Task item: If a record below holds a picture, drop the picture and restate everything else word for word.

Dataset content:
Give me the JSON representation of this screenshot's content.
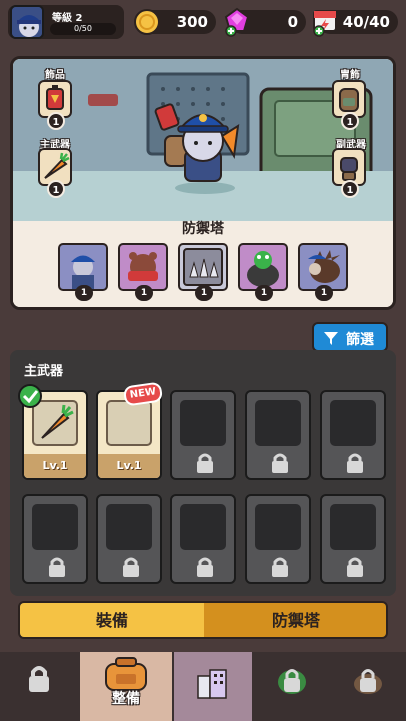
{
  "top_bar": {
    "level_label": "等級 2",
    "exp_text": "0/50",
    "coins": "300",
    "gems": "0",
    "energy": "40/40"
  },
  "scene": {
    "slots": [
      {
        "label": "飾品",
        "count": "1"
      },
      {
        "label": "主武器",
        "count": "1"
      },
      {
        "label": "胄飾",
        "count": "1"
      },
      {
        "label": "副武器",
        "count": "1"
      }
    ],
    "tower_title": "防禦塔",
    "towers": [
      {
        "name": "blue-cap-gunner",
        "count": "1"
      },
      {
        "name": "bear-tank",
        "count": "1"
      },
      {
        "name": "spike-trap",
        "count": "1"
      },
      {
        "name": "frog-cauldron",
        "count": "1"
      },
      {
        "name": "hedgehog-spiker",
        "count": "1"
      }
    ]
  },
  "filter": {
    "label": "篩選"
  },
  "inventory": {
    "title": "主武器",
    "items": [
      {
        "level": "Lv.1",
        "equipped": true,
        "new": false
      },
      {
        "level": "Lv.1",
        "equipped": false,
        "new": true
      }
    ],
    "new_badge": "NEW"
  },
  "toggle": {
    "left": "裝備",
    "right": "防禦塔"
  },
  "nav": {
    "active_label": "整備"
  },
  "colors": {
    "accent": "#f5c244",
    "filter": "#1f8ad6"
  }
}
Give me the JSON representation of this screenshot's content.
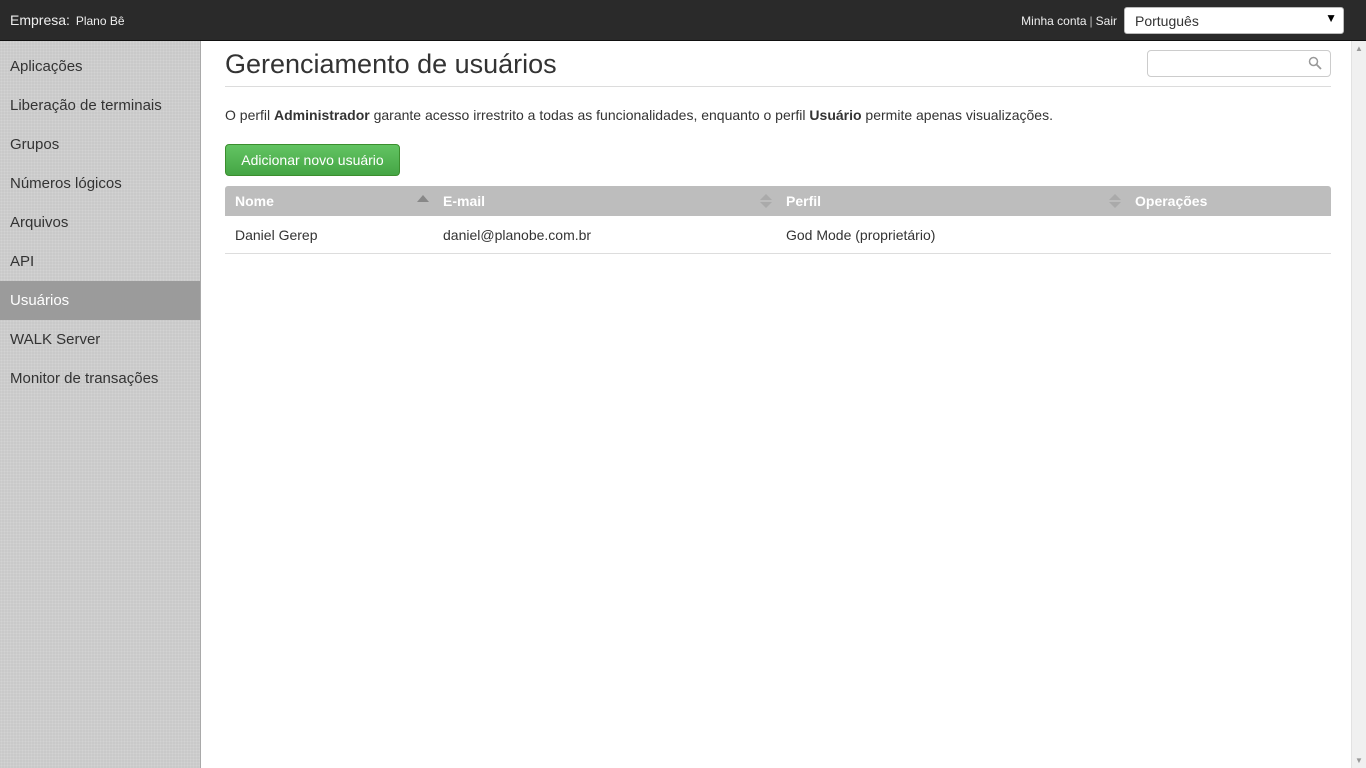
{
  "topbar": {
    "company_label": "Empresa:",
    "company_name": "Plano Bê",
    "my_account": "Minha conta",
    "separator": "|",
    "logout": "Sair",
    "language_value": "Português"
  },
  "sidebar": {
    "items": [
      {
        "label": "Aplicações"
      },
      {
        "label": "Liberação de terminais"
      },
      {
        "label": "Grupos"
      },
      {
        "label": "Números lógicos"
      },
      {
        "label": "Arquivos"
      },
      {
        "label": "API"
      },
      {
        "label": "Usuários",
        "active": true
      },
      {
        "label": "WALK Server"
      },
      {
        "label": "Monitor de transações"
      }
    ]
  },
  "main": {
    "title": "Gerenciamento de usuários",
    "search_placeholder": "",
    "description": {
      "p1": "O perfil ",
      "b1": "Administrador",
      "p2": " garante acesso irrestrito a todas as funcionalidades, enquanto o perfil ",
      "b2": "Usuário",
      "p3": " permite apenas visualizações."
    },
    "add_button": "Adicionar novo usuário",
    "table": {
      "headers": [
        "Nome",
        "E-mail",
        "Perfil",
        "Operações"
      ],
      "sort_state": [
        "ascending",
        "unsorted",
        "unsorted",
        "none"
      ],
      "rows": [
        {
          "nome": "Daniel Gerep",
          "email": "daniel@planobe.com.br",
          "perfil": "God Mode (proprietário)",
          "operacoes": ""
        }
      ]
    }
  },
  "colors": {
    "topbar": "#2a2a2a",
    "sidebar": "#c9c9c9",
    "sidebar_active": "#9b9b9b",
    "table_header": "#bdbdbd",
    "button_green": "#51b151"
  }
}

Answer space:
Give me the JSON representation of this screenshot's content.
{
  "top_bar": {
    "level_label": "等級 2",
    "exp_text": "0/50",
    "coins": "300",
    "gems": "0",
    "energy": "40/40"
  },
  "scene": {
    "slots": [
      {
        "label": "飾品",
        "count": "1"
      },
      {
        "label": "主武器",
        "count": "1"
      },
      {
        "label": "胄飾",
        "count": "1"
      },
      {
        "label": "副武器",
        "count": "1"
      }
    ],
    "tower_title": "防禦塔",
    "towers": [
      {
        "name": "blue-cap-gunner",
        "count": "1"
      },
      {
        "name": "bear-tank",
        "count": "1"
      },
      {
        "name": "spike-trap",
        "count": "1"
      },
      {
        "name": "frog-cauldron",
        "count": "1"
      },
      {
        "name": "hedgehog-spiker",
        "count": "1"
      }
    ]
  },
  "filter": {
    "label": "篩選"
  },
  "inventory": {
    "title": "主武器",
    "items": [
      {
        "level": "Lv.1",
        "equipped": true,
        "new": false
      },
      {
        "level": "Lv.1",
        "equipped": false,
        "new": true
      }
    ],
    "new_badge": "NEW"
  },
  "toggle": {
    "left": "裝備",
    "right": "防禦塔"
  },
  "nav": {
    "active_label": "整備"
  },
  "colors": {
    "accent": "#f5c244",
    "filter": "#1f8ad6"
  }
}
Give me the JSON representation of this screenshot's content.
{
  "topbar": {
    "company_label": "Empresa:",
    "company_name": "Plano Bê",
    "my_account": "Minha conta",
    "separator": "|",
    "logout": "Sair",
    "language_value": "Português"
  },
  "sidebar": {
    "items": [
      {
        "label": "Aplicações"
      },
      {
        "label": "Liberação de terminais"
      },
      {
        "label": "Grupos"
      },
      {
        "label": "Números lógicos"
      },
      {
        "label": "Arquivos"
      },
      {
        "label": "API"
      },
      {
        "label": "Usuários",
        "active": true
      },
      {
        "label": "WALK Server"
      },
      {
        "label": "Monitor de transações"
      }
    ]
  },
  "main": {
    "title": "Gerenciamento de usuários",
    "search_placeholder": "",
    "description": {
      "p1": "O perfil ",
      "b1": "Administrador",
      "p2": " garante acesso irrestrito a todas as funcionalidades, enquanto o perfil ",
      "b2": "Usuário",
      "p3": " permite apenas visualizações."
    },
    "add_button": "Adicionar novo usuário",
    "table": {
      "headers": [
        "Nome",
        "E-mail",
        "Perfil",
        "Operações"
      ],
      "sort_state": [
        "ascending",
        "unsorted",
        "unsorted",
        "none"
      ],
      "rows": [
        {
          "nome": "Daniel Gerep",
          "email": "daniel@planobe.com.br",
          "perfil": "God Mode (proprietário)",
          "operacoes": ""
        }
      ]
    }
  },
  "colors": {
    "topbar": "#2a2a2a",
    "sidebar": "#c9c9c9",
    "sidebar_active": "#9b9b9b",
    "table_header": "#bdbdbd",
    "button_green": "#51b151"
  }
}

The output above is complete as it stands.